Legitimate airdrops do not ask for private keys. Private keys are only supposed to be known by the wallet’s owner. Private keys are similar to a password and they are used in cryptocurrency transactions to show ownership of a blockchain address.
Investors should understand that if someone else can access your private key, they are able to access your wallet.
Check out the red flags
When researching, there are several red flags to be aware of. For instance, if a project airdropping tokens does not have a product, plan, or governance outline, it is a bad sign.
Sometimes, early crypto projects do not provide the full details, just a promise to give them later. Although this does not imply that it is scam, it is worth keeping in mind.

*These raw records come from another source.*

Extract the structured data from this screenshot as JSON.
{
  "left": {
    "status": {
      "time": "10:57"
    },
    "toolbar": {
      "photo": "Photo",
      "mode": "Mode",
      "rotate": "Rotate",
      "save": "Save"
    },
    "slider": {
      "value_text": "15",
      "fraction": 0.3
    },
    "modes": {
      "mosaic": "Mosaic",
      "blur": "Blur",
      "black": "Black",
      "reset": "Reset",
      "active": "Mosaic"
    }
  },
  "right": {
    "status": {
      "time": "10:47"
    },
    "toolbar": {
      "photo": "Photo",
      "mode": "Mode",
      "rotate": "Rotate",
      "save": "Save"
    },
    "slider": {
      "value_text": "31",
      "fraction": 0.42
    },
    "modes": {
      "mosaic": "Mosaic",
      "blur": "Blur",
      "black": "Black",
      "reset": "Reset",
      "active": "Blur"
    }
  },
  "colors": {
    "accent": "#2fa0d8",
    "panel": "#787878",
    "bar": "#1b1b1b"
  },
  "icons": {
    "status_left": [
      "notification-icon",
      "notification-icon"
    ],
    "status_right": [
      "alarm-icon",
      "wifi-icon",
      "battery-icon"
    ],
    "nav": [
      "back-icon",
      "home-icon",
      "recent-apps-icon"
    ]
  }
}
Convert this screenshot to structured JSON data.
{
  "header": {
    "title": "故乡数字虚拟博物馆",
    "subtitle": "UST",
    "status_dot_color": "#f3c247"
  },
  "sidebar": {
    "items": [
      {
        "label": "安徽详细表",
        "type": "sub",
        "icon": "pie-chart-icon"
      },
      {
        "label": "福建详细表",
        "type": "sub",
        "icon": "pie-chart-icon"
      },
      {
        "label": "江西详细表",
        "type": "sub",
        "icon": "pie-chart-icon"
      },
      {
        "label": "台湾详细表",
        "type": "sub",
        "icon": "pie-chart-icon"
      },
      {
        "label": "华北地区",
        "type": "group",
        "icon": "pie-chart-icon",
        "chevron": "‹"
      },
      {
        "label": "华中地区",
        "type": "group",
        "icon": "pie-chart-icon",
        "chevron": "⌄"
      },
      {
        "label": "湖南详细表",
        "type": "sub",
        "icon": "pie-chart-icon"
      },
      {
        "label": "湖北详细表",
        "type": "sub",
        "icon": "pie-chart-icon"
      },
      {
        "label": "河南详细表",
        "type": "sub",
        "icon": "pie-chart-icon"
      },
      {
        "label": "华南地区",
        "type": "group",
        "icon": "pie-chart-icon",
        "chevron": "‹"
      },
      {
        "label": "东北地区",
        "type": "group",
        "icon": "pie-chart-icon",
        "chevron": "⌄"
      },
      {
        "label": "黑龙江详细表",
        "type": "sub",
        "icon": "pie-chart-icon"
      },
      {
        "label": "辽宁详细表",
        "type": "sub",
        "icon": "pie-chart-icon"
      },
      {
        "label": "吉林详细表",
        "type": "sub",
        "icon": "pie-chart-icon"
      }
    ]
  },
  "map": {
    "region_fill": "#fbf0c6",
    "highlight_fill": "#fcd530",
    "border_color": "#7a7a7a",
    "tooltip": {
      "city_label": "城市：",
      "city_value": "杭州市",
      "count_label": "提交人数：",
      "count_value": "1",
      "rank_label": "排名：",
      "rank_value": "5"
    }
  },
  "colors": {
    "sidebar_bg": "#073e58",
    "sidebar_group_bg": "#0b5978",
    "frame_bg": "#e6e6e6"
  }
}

When people raise genuine concerns or issues on Discord or Twitter, project founders should be willing to answer their questions. If they are not, this could be a red flag.
If the project charges a fee when swapping or selling the tokens, or it does not allow you to swap or sell at all, then this is a red flag.
Image: Screenshot of an airdrop scam